Make sure your teen also knows the rules and the consequences for breaking those rules — and, most importantly, that you really will enforce those consequences. Kids are less likely to use nicotine, alcohol and other substances if their parents have established a pattern of setting clear rules and consequences for breaking those rules. Those consequences should be reasonable, enforceable and short-lived.
Share often what you find wonderful about them. They need to hear consistent positive comments about their lives, who they are as individuals and all of the wonderful things they have to look forward to if they are healthy and safe.
Show interest in and discuss your child’s daily ups and downs. You’ll earn their trust, learn how to talk to each other, and you won’t take them by surprise when you voice a strong point of view about substances. Teaching your teen that it is normal to discuss things they are concerned about and ask for help when they need it is one of the greatest gifts you can give them for healthy living.
Prepare to Take Action
If you’ve just discovered or have reason to believe your child is using nicotine, alcohol or drugs, the first thing to do is sit down and take a deep breath. We know this is scary, but you have resources to help you prepare for the important conversation ahead. Some brief preparation now can lay a foundation for more positive outcomes ahead.
- Gather any evidence
- Have a discussion with a counselor or an educated, trusted friend
- Get on the same page with your significant other
- Expect anger and resolve to remain calm
- Be prepared to discuss any addiction in your family
- Establish clear rules and consequence
- Plan small realistic goals for conversations
Keep Lines of Communication Open
Discovering that your child could be using substances stirs up a lot of emotion. The best way to find out what’s going on, and to begin helping, is to start talking. Normally, it will take time and many conversations to get to points of clarity and before your child is ready to seek help. It is important to learn how to have a conversation instead of a confrontation.
- Create a safe place to talk
- Remain calm and resist the urge or overreact
- Express how much you care
- Ask open-ended questions
- Give lots of positive feedback
- Listen more than you talk
- Thank your child for being willing to talk with you
Practice Positive Reinforcement
In households where a child is using substances, it can be easy to focus on everything the child is doing wrong and respond with lectures, punishment and confrontation. Unfortunately, this often only escalates the problems.
Instead, it is important to focus on what your child is doing right. This sounds simple, but it can make an enormous difference.

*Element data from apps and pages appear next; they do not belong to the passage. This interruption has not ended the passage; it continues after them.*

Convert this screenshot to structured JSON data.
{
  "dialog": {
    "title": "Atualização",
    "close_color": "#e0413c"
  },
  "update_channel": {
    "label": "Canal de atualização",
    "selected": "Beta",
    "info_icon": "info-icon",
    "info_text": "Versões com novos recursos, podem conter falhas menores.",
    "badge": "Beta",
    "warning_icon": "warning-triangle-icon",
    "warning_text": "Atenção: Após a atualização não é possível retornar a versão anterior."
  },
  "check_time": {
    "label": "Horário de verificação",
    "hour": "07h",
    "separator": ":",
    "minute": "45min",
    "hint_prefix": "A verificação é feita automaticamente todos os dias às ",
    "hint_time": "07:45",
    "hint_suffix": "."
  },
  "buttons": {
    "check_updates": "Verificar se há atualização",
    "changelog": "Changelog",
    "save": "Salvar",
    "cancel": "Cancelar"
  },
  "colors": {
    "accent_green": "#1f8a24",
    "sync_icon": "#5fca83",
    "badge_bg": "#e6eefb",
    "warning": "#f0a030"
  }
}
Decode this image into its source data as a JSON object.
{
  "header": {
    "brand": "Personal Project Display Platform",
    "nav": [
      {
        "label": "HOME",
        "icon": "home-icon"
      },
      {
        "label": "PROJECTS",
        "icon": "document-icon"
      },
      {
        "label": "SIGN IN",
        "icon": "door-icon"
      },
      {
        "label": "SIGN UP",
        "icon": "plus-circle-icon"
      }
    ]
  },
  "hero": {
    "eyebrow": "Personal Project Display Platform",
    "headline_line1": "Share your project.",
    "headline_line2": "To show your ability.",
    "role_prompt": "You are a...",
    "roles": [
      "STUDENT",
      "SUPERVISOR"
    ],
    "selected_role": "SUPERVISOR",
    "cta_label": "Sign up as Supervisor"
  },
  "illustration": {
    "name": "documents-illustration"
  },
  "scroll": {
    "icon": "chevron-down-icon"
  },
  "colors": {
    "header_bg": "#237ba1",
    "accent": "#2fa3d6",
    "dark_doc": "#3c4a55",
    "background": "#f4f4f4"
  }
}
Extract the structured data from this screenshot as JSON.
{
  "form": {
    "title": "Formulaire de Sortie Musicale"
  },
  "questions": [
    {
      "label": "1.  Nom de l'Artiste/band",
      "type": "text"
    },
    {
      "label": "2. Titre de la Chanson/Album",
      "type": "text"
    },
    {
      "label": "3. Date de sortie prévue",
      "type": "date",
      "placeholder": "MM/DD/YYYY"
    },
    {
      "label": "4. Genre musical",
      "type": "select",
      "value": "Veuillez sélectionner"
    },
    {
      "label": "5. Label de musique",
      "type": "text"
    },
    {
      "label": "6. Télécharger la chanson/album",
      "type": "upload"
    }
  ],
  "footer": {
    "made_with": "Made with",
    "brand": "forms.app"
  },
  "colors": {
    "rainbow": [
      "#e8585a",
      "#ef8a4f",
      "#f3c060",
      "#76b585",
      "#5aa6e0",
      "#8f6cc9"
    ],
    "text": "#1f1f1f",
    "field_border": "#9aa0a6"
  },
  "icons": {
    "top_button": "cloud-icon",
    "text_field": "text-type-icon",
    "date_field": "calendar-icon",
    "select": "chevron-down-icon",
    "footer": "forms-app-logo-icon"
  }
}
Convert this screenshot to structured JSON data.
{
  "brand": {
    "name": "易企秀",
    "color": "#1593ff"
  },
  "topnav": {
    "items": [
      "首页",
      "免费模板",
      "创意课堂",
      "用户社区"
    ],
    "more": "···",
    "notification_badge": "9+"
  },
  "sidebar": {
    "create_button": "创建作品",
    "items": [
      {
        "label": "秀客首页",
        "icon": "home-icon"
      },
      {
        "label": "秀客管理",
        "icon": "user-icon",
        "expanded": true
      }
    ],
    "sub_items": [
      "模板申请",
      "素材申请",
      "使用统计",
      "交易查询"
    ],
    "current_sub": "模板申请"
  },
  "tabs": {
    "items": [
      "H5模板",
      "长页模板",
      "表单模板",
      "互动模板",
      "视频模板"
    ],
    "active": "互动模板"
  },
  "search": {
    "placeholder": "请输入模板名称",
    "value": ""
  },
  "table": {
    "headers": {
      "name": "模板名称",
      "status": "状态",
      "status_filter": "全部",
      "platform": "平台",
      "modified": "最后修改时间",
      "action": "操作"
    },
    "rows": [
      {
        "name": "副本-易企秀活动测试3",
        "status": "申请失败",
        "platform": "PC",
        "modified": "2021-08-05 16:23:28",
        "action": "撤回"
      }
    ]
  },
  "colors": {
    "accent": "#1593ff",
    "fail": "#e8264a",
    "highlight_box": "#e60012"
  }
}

When you notice the positive things your child is doing and reinforce them, there’s a stronger chance you’ll see those behaviors again.
- Develop a list of behaviors you would like to reinforce
- Choose a reinforcer that will be appreciated by your child
- Celebrate the small successes